(Material for the task begins)
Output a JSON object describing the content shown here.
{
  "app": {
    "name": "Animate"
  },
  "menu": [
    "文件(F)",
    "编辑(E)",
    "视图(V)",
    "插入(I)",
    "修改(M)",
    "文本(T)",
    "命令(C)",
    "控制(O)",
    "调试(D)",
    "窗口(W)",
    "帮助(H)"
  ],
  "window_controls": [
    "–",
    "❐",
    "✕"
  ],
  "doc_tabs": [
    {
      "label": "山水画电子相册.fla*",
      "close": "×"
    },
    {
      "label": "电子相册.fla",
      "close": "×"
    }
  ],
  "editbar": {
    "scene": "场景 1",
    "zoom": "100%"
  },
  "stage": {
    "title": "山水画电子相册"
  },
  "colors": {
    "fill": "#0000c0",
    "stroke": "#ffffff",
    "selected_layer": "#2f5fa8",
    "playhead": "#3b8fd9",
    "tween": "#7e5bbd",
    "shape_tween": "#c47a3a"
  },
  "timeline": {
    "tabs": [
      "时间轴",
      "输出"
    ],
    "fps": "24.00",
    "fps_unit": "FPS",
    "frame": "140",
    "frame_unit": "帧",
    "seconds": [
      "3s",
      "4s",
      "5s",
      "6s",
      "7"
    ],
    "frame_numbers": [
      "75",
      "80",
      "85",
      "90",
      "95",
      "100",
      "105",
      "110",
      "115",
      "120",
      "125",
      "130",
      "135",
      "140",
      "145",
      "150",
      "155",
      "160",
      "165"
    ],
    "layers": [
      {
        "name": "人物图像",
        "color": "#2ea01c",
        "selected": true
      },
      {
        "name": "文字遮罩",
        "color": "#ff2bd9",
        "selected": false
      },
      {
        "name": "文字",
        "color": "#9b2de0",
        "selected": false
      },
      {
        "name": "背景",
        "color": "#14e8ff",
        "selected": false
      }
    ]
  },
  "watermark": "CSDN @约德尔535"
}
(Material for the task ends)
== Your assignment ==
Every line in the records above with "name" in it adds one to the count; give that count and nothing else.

== Written response ==
5